[Dataset items]
........

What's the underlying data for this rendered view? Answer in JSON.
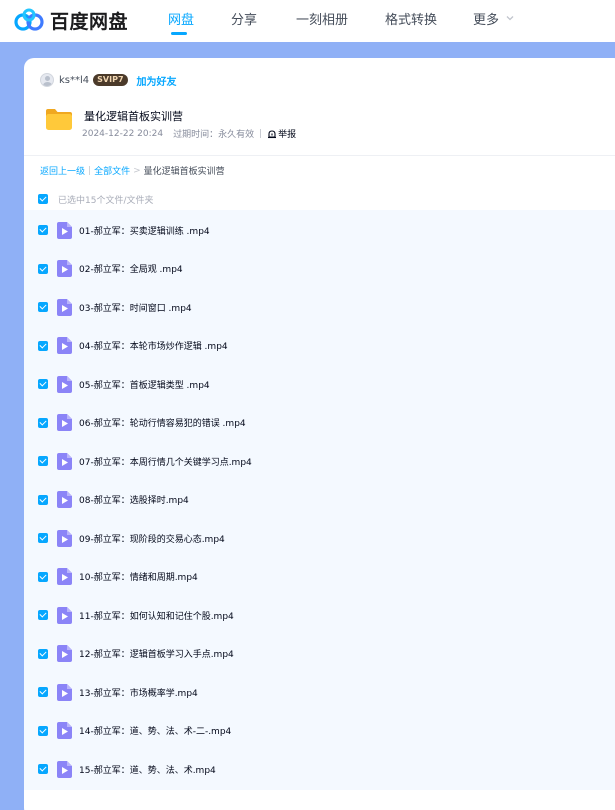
{
  "header": {
    "logo_text": "百度网盘",
    "nav": [
      {
        "label": "网盘",
        "active": true
      },
      {
        "label": "分享",
        "active": false
      },
      {
        "label": "一刻相册",
        "active": false
      },
      {
        "label": "格式转换",
        "active": false
      },
      {
        "label": "更多",
        "active": false
      }
    ]
  },
  "share": {
    "username": "ks**l4",
    "vip_badge": "SVIP7",
    "add_friend": "加为好友",
    "title": "量化逻辑首板实训营",
    "date": "2024-12-22 20:24",
    "expire_label": "过期时间：",
    "expire_value": "永久有效",
    "report": "举报"
  },
  "breadcrumb": {
    "back": "返回上一级",
    "sep": "|",
    "all": "全部文件",
    "arrow": ">",
    "current": "量化逻辑首板实训营"
  },
  "selection": {
    "text": "已选中15个文件/文件夹"
  },
  "files": [
    "01-郝立军：买卖逻辑训练 .mp4",
    "02-郝立军：全局观 .mp4",
    "03-郝立军：时间窗口 .mp4",
    "04-郝立军：本轮市场炒作逻辑 .mp4",
    "05-郝立军：首板逻辑类型 .mp4",
    "06-郝立军：轮动行情容易犯的错误 .mp4",
    "07-郝立军：本周行情几个关键学习点.mp4",
    "08-郝立军：选股择时.mp4",
    "09-郝立军：现阶段的交易心态.mp4",
    "10-郝立军：情绪和周期.mp4",
    "11-郝立军：如何认知和记住个股.mp4",
    "12-郝立军：逻辑首板学习入手点.mp4",
    "13-郝立军：市场概率学.mp4",
    "14-郝立军：道、势、法、术-二-.mp4",
    "15-郝立军：道、势、法、术.mp4"
  ],
  "colors": {
    "accent": "#06a7ff",
    "page_background": "#8fb0f6",
    "list_background": "#f4f9ff",
    "video_icon": "#8b84f7",
    "folder_icon": "#ffc93a"
  },
  "icons": {
    "logo": "baidu-netdisk-logo-icon",
    "folder": "folder-icon",
    "video": "video-file-icon",
    "checkbox": "checkbox-checked-icon",
    "report": "report-icon",
    "more": "chevron-down-icon"
  }
}
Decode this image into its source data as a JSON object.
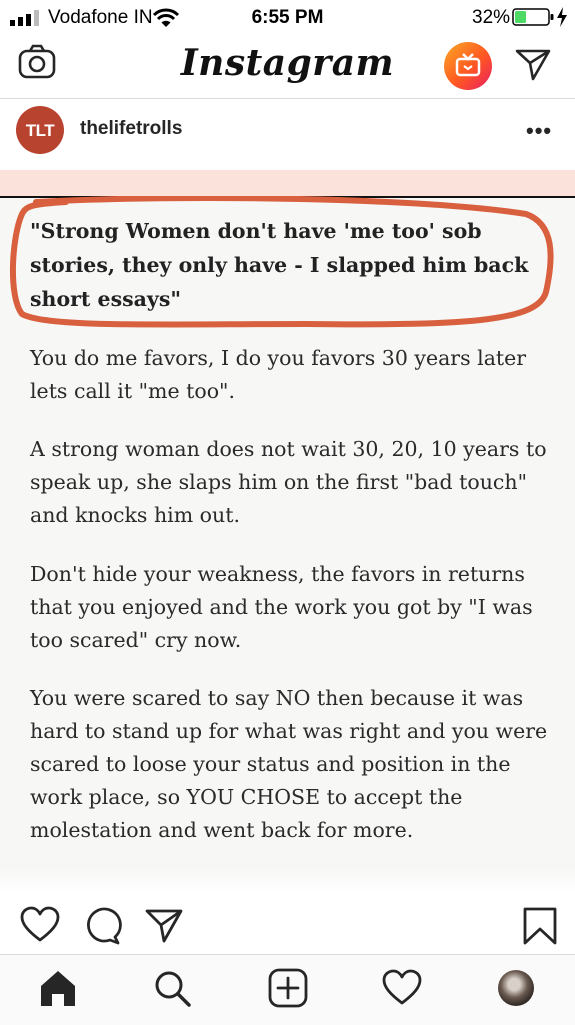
{
  "status_bar": {
    "carrier": "Vodafone IN",
    "time": "6:55 PM",
    "battery": "32%"
  },
  "app": {
    "logo": "Instagram",
    "icons": {
      "camera": "camera-icon",
      "igtv": "igtv-icon",
      "direct": "paper-plane-icon"
    }
  },
  "post": {
    "username": "thelifetrolls",
    "avatar_text": "TLT",
    "more": "•••",
    "image": {
      "quote": "\"Strong Women don't have 'me too' sob stories, they only have - I slapped him back short essays\"",
      "paragraphs": [
        "You do me favors, I do you favors 30 years later lets call it \"me too\".",
        "A strong woman does not wait 30, 20, 10 years to speak up, she slaps him on the first \"bad touch\" and knocks him out.",
        "Don't hide your weakness, the favors in returns that you enjoyed and the work you got by \"I was too scared\" cry now.",
        "You were scared to say NO then because it was hard to stand up for what was right and you were scared to loose your status and position in the work place, so YOU CHOSE to accept the molestation and went back for more."
      ]
    },
    "actions": [
      "heart-icon",
      "comment-icon",
      "share-icon",
      "bookmark-icon"
    ]
  },
  "tab_bar": [
    "home-icon",
    "search-icon",
    "new-post-icon",
    "activity-icon",
    "profile-avatar"
  ],
  "colors": {
    "accent_circle": "#d9603f",
    "battery_fill": "#4cd964",
    "avatar_bg": "#b8432f",
    "pink_strip": "#fbe3dc"
  }
}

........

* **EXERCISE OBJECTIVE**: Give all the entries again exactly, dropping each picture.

* **ANSWER BOX**:
What's the underlying data for this rendered view? Answer in JSON.
{
  "header": {
    "logo_text": "百度网盘",
    "nav": [
      {
        "label": "网盘",
        "active": true
      },
      {
        "label": "分享",
        "active": false
      },
      {
        "label": "一刻相册",
        "active": false
      },
      {
        "label": "格式转换",
        "active": false
      },
      {
        "label": "更多",
        "active": false
      }
    ]
  },
  "share": {
    "username": "ks**l4",
    "vip_badge": "SVIP7",
    "add_friend": "加为好友",
    "title": "量化逻辑首板实训营",
    "date": "2024-12-22 20:24",
    "expire_label": "过期时间：",
    "expire_value": "永久有效",
    "report": "举报"
  },
  "breadcrumb": {
    "back": "返回上一级",
    "sep": "|",
    "all": "全部文件",
    "arrow": ">",
    "current": "量化逻辑首板实训营"
  },
  "selection": {
    "text": "已选中15个文件/文件夹"
  },
  "files": [
    "01-郝立军：买卖逻辑训练 .mp4",
    "02-郝立军：全局观 .mp4",
    "03-郝立军：时间窗口 .mp4",
    "04-郝立军：本轮市场炒作逻辑 .mp4",
    "05-郝立军：首板逻辑类型 .mp4",
    "06-郝立军：轮动行情容易犯的错误 .mp4",
    "07-郝立军：本周行情几个关键学习点.mp4",
    "08-郝立军：选股择时.mp4",
    "09-郝立军：现阶段的交易心态.mp4",
    "10-郝立军：情绪和周期.mp4",
    "11-郝立军：如何认知和记住个股.mp4",
    "12-郝立军：逻辑首板学习入手点.mp4",
    "13-郝立军：市场概率学.mp4",
    "14-郝立军：道、势、法、术-二-.mp4",
    "15-郝立军：道、势、法、术.mp4"
  ],
  "colors": {
    "accent": "#06a7ff",
    "page_background": "#8fb0f6",
    "list_background": "#f4f9ff",
    "video_icon": "#8b84f7",
    "folder_icon": "#ffc93a"
  },
  "icons": {
    "logo": "baidu-netdisk-logo-icon",
    "folder": "folder-icon",
    "video": "video-file-icon",
    "checkbox": "checkbox-checked-icon",
    "report": "report-icon",
    "more": "chevron-down-icon"
  }
}
Decode this image into its source data as a JSON object.
{
  "status_bar": {
    "carrier": "Vodafone IN",
    "time": "6:55 PM",
    "battery": "32%"
  },
  "app": {
    "logo": "Instagram",
    "icons": {
      "camera": "camera-icon",
      "igtv": "igtv-icon",
      "direct": "paper-plane-icon"
    }
  },
  "post": {
    "username": "thelifetrolls",
    "avatar_text": "TLT",
    "more": "•••",
    "image": {
      "quote": "\"Strong Women don't have 'me too' sob stories, they only have - I slapped him back short essays\"",
      "paragraphs": [
        "You do me favors, I do you favors 30 years later lets call it \"me too\".",
        "A strong woman does not wait 30, 20, 10 years to speak up, she slaps him on the first \"bad touch\" and knocks him out.",
        "Don't hide your weakness, the favors in returns that you enjoyed and the work you got by \"I was too scared\" cry now.",
        "You were scared to say NO then because it was hard to stand up for what was right and you were scared to loose your status and position in the work place, so YOU CHOSE to accept the molestation and went back for more."
      ]
    },
    "actions": [
      "heart-icon",
      "comment-icon",
      "share-icon",
      "bookmark-icon"
    ]
  },
  "tab_bar": [
    "home-icon",
    "search-icon",
    "new-post-icon",
    "activity-icon",
    "profile-avatar"
  ],
  "colors": {
    "accent_circle": "#d9603f",
    "battery_fill": "#4cd964",
    "avatar_bg": "#b8432f",
    "pink_strip": "#fbe3dc"
  }
}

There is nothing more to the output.